Orzo carries the build, with the addition of peas, Parmesan, and an abundance of fresh basil and mint. Portobello “lardons” stand in for bacon, oven-roasted, then sprinkled with smoked paprika. The pasta salad is tossed with a lemon and fresh herb vinaigrette, which delivers a bright, fresh flavor punch. The dish gets creamy indulgence from a whipped Parmesan cream, made by bringing heavy cream to a simmer then pouring it over microplaned Parmesan and stirring until melted, then refrigerating until cooled. It’s then whisked to form soft peaks. “The cream sauce is packed with umami from the Parmesan cheese, which brings an intense savory flavor to this plant-based salad.”

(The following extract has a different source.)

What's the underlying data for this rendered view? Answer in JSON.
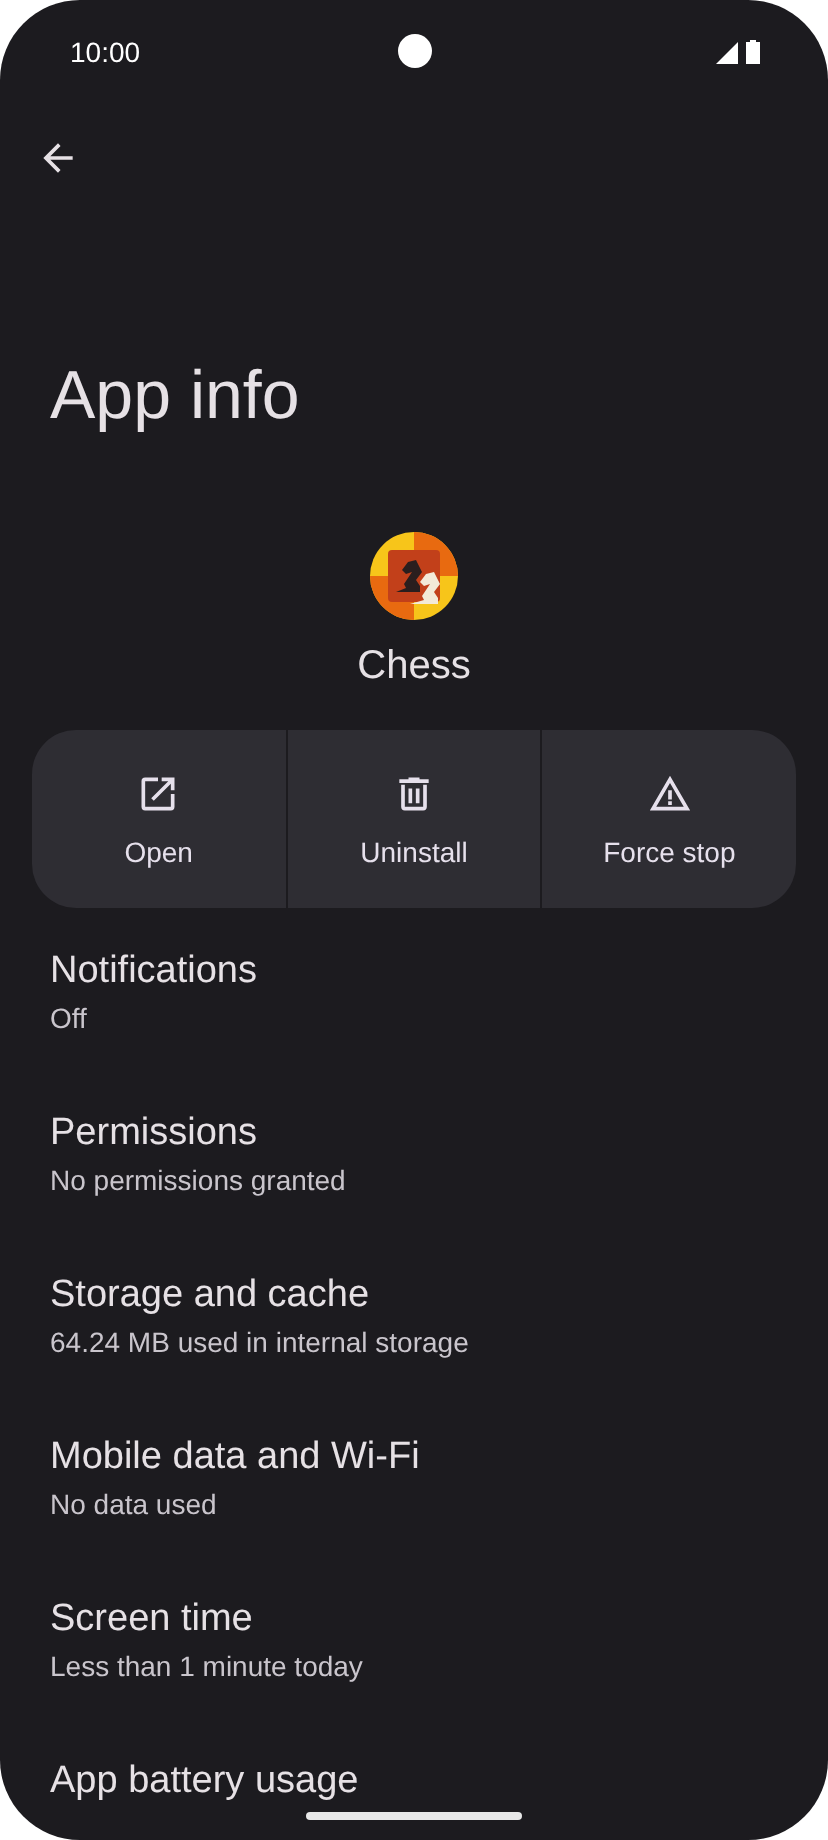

For service, Israel suggests spreading the Parmesan cream on a chilled plate (to help maintain the cream’s pillowy texture) then laying down blanched asparagus spears and mounding the salad atop, finishing with a lemon zest and a drizzle of olive oil. “This dish has a lively combination of fresh flavors including basil, mint and lemon, along with the craveable decadence of Parmesan and sweet cream,” Israel says.
Grilled California Avocado Ssam
Israel’s recipe for Grilled California Avocado Ssam celebrates the bounty of California, with the avocado as the hero of this dish. “Grilling the avocado gives a light smoky flavor and in turn a meatiness to the avocado, which in this preparation is the ‘protein,’” he says. “The flavor of the avocado is also concentrated through the cooking, which allows it to stand up to the other bold ingredients in the build.” Before grilling, the avocado quarters are tossed with oil, salt, sugar and Korean chile powder. Israel favors pairing grilled avocados with Asian profiles, and took that into account in his recipe development, choosing to build this into a ssam (wrapped) platform on a base of butter lettuce leaves. “The ssam preparation creates a very hearty and satisfying dish that highlights the versatility of avocados,” he says. The leaves are layered with red quinoa and a spicy strawberry ssam sauce.
For the sauce, Israel purées strawberries with onions, gochujang, honey, sesame oil and seeds, soy sauce, rice vinegar, Korean soybean paste, garlic and salt. “Ssam sauce is essential for a ssam, and usually includes some element of fruit. In this case, I was thinking about California’s bounty, and there is nothing better than a ripe California strawberry with a perfect balance of sweetness and acidity,” he says, noting that strawberries result in the sauce having a fruitier and fresher flavor than prepared ssam sauces.
A crunchy almond slaw finishes the build. The slaw is a crisp blend of sliced napa cabbage, toasted and slivered almonds, sweet red peppers, cucumbers, shishito peppers, green onion and carrots, tossed in lime, cilantro, sugar and salt. “The creamy rich avocados needed a crunchy texture for contrast and a burst of acidity,” says Israel. “The nuttiness of the slaw also complements the natural nuttiness of the avocado.”